* [Task goal]:
Omit all pictures. Quote the lines from the one with "Give me the" through the end of the listing below, exactly as they appear.

[Start of section]

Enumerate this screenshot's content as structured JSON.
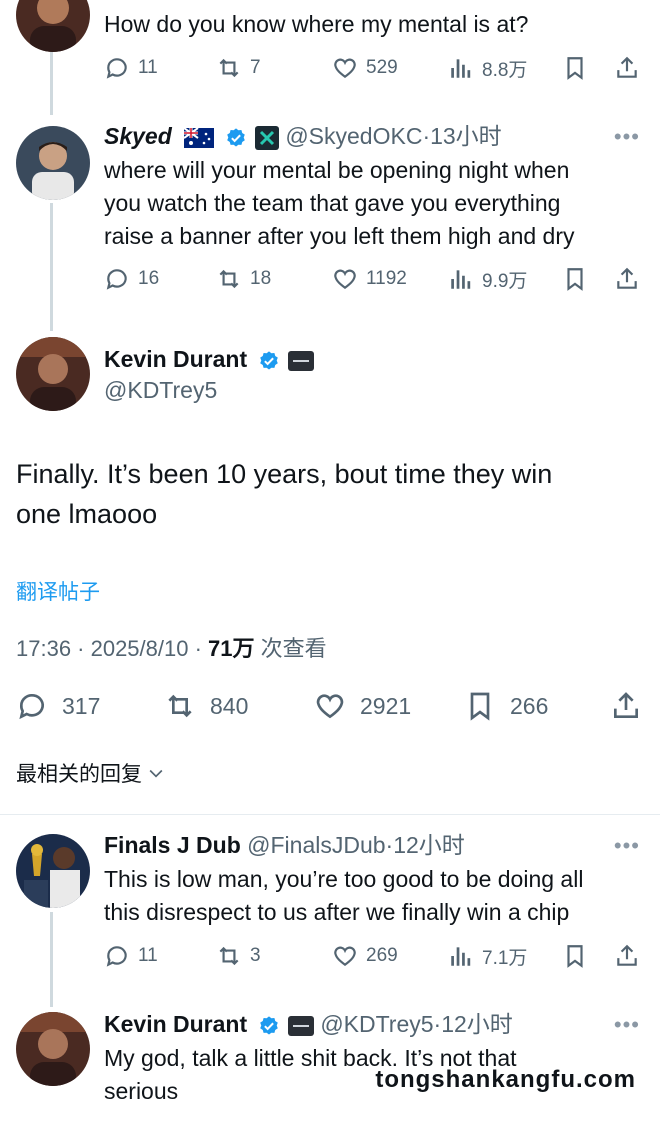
{
  "colors": {
    "accent": "#1d9bf0",
    "muted": "#536471",
    "verified": "#1d9bf0",
    "line": "#cfd9de"
  },
  "prev_reply": {
    "text": "How do you know where my mental is at?",
    "replies": "11",
    "retweets": "7",
    "likes": "529",
    "views": "8.8万"
  },
  "skyed": {
    "name": "Skyed",
    "handle_time": "@SkyedOKC·13小时",
    "text_lines": [
      "where will your mental be opening night when",
      "you watch the team that gave you everything",
      "raise a banner after you left them high and dry"
    ],
    "replies": "16",
    "retweets": "18",
    "likes": "1192",
    "views": "9.9万"
  },
  "main": {
    "name": "Kevin Durant",
    "handle": "@KDTrey5",
    "text_lines": [
      "Finally. It’s been 10 years, bout time they win",
      "one lmaooo"
    ],
    "translate": "翻译帖子",
    "time": "17:36 · 2025/8/10 · ",
    "views": "71万",
    "views_suffix": " 次查看",
    "replies": "317",
    "retweets": "840",
    "likes": "2921",
    "bookmarks": "266"
  },
  "sort": {
    "label": "最相关的回复"
  },
  "finals": {
    "name": "Finals J Dub",
    "handle_time": "@FinalsJDub·12小时",
    "text_lines": [
      "This is low man, you’re too good to be doing all",
      "this disrespect to us after we finally win a chip"
    ],
    "replies": "11",
    "retweets": "3",
    "likes": "269",
    "views": "7.1万"
  },
  "kd_reply": {
    "name": "Kevin Durant",
    "handle_time": "@KDTrey5·12小时",
    "text_lines": [
      "My god, talk a little shit back. It’s not that",
      "serious"
    ]
  },
  "more_label": "•••",
  "watermark": "tongshankangfu.com"
}
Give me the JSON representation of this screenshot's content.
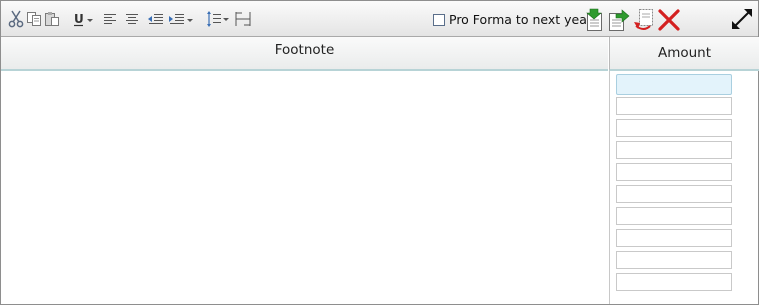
{
  "toolbar": {
    "icons": [
      "cut-icon",
      "copy-icon",
      "paste-icon",
      "underline-icon",
      "align-left-icon",
      "align-center-icon",
      "outdent-icon",
      "indent-icon",
      "line-spacing-icon",
      "column-width-icon",
      "import-icon",
      "export-icon",
      "undo-icon",
      "delete-icon",
      "expand-icon"
    ],
    "underline_label": "U",
    "pro_forma": {
      "label": "Pro Forma to next year",
      "checked": false
    },
    "accent_colors": {
      "green": "#2e9a2e",
      "red": "#d42020"
    }
  },
  "table": {
    "columns": [
      "Footnote",
      "Amount"
    ],
    "amount_values": [
      "",
      "",
      "",
      "",
      "",
      "",
      "",
      "",
      "",
      ""
    ]
  }
}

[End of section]

* [Answer section]:
Give me the JSON representation of this screenshot's content.
{
  "toolbar": {
    "icons": [
      "cut-icon",
      "copy-icon",
      "paste-icon",
      "underline-icon",
      "align-left-icon",
      "align-center-icon",
      "outdent-icon",
      "indent-icon",
      "line-spacing-icon",
      "column-width-icon",
      "import-icon",
      "export-icon",
      "undo-icon",
      "delete-icon",
      "expand-icon"
    ],
    "underline_label": "U",
    "pro_forma": {
      "label": "Pro Forma to next year",
      "checked": false
    },
    "accent_colors": {
      "green": "#2e9a2e",
      "red": "#d42020"
    }
  },
  "table": {
    "columns": [
      "Footnote",
      "Amount"
    ],
    "amount_values": [
      "",
      "",
      "",
      "",
      "",
      "",
      "",
      "",
      "",
      ""
    ]
  }
}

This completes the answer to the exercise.